But you don’t need to overdo it: a quarter inch is enough. Any more than that may cause expensive damage to your window. Once it’s open, slip in an uncurled coat hanger (or something similar) and hit the unlock button. For those without electric locks, there is a tool known as a slim jim that can do the same thing.
In an emergency, you might think you should break a window. Before you decide to go this route, be absolutely sure you need to. The cost of replacing a window is often more expensive than the cost of a lockout service. However, certain situations may call for such a move, such as a locked-in child or pet on a hot day.

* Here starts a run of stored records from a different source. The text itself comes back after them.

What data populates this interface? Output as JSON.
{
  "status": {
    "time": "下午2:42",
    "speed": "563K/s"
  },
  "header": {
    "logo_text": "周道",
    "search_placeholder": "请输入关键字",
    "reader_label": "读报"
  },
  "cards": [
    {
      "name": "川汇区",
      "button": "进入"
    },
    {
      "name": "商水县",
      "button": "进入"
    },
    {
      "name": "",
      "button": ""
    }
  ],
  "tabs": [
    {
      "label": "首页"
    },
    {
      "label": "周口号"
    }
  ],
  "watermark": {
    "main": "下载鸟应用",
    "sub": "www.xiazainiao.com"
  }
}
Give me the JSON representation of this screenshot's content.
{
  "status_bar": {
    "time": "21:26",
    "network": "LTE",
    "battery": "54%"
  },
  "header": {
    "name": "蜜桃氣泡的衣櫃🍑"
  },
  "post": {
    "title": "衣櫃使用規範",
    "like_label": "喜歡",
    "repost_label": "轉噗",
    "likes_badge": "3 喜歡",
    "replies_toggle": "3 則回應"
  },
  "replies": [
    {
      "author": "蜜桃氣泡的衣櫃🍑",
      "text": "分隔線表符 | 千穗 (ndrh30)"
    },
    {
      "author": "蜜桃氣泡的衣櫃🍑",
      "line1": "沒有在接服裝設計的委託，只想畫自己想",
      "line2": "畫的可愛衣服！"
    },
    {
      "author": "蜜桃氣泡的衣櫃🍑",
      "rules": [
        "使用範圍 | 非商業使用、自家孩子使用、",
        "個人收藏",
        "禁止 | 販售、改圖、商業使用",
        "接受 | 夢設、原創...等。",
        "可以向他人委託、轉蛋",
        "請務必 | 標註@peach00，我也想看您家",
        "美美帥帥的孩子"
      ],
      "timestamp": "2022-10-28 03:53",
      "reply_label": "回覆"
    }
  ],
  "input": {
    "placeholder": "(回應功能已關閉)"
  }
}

Local police officers will be able to help you in such an emergency. If you decide to break your window on your own, be cautious. Protect your hands. Try to break small holes or light cracks first to avoid spraying shattered glass everywhere. Using the claw end of a hammer is the perfect tool. Afterward, be sure to repair the window as soon as possible.
Pro tip: if you have an older car, you can likely find an inexpensive replacement by buying used glass. I was able to find a replacement window this way for a third of the cost after someone broke into my car. And it looked good as new!
If you’re like me and saving money is at the top of your priority list, using Insurify is the two-minute way to find the best car insurance at the lowest rate. Take a couple of minutes, save up to hundreds a year. Really.
Dreading a lockout? Take these preventative measures
If you’re stranded at the supermarket with melting ice cream, this isn’t going to be helpful to you right now (though I bet the grocer will be kind enough to let you store your ice cream in the freezer while you wait). But if you’re reading this for fun or you want to avoid locking your keys in your car ever again, here are some suggestions.
Store an extra car key somewhere strategic. Whether you hand your key over to someone you trust or purchase a magnetic key box, it’s a great idea to have a plan. Even if you have a roadside assistance plan, having an accessible spare key can save a lot of time and effort.
And an option like the key box is a low tech solution. You know, just in case you accidentally lock your phone with your keys or find yourself out of cell service.
Never put your keys in the trunk at any point, in any situation. I truly learned this one the hard way (see the introduction). If you’re getting something out of your trunk and juggling your keys, place them in your pocket, purse, or shoe, or on the bumper. Anywhere but inside your trunk.
Consider installing a keyless or keypad entry if you’re a multiple-offender. Everyone has flaws, and habitually locking your keys in the car is a pretty minor one considering today’s technology. It will run about $300 to get one installed, but the convenience and safety it offers are priceless.
Bottom Line: Take it easy—it happens all the time!
Locking your keys in your car is a rite of passage. Call your neighbor, insurance provider, roadside assistance line, or local locksmith. And if you find yourself wholly unprepared, chalk it up to lessons learned and make a plan for the future.
The most important thing is to remain calm and take it easy on yourself. Chances are, you’ll be laughing about it later.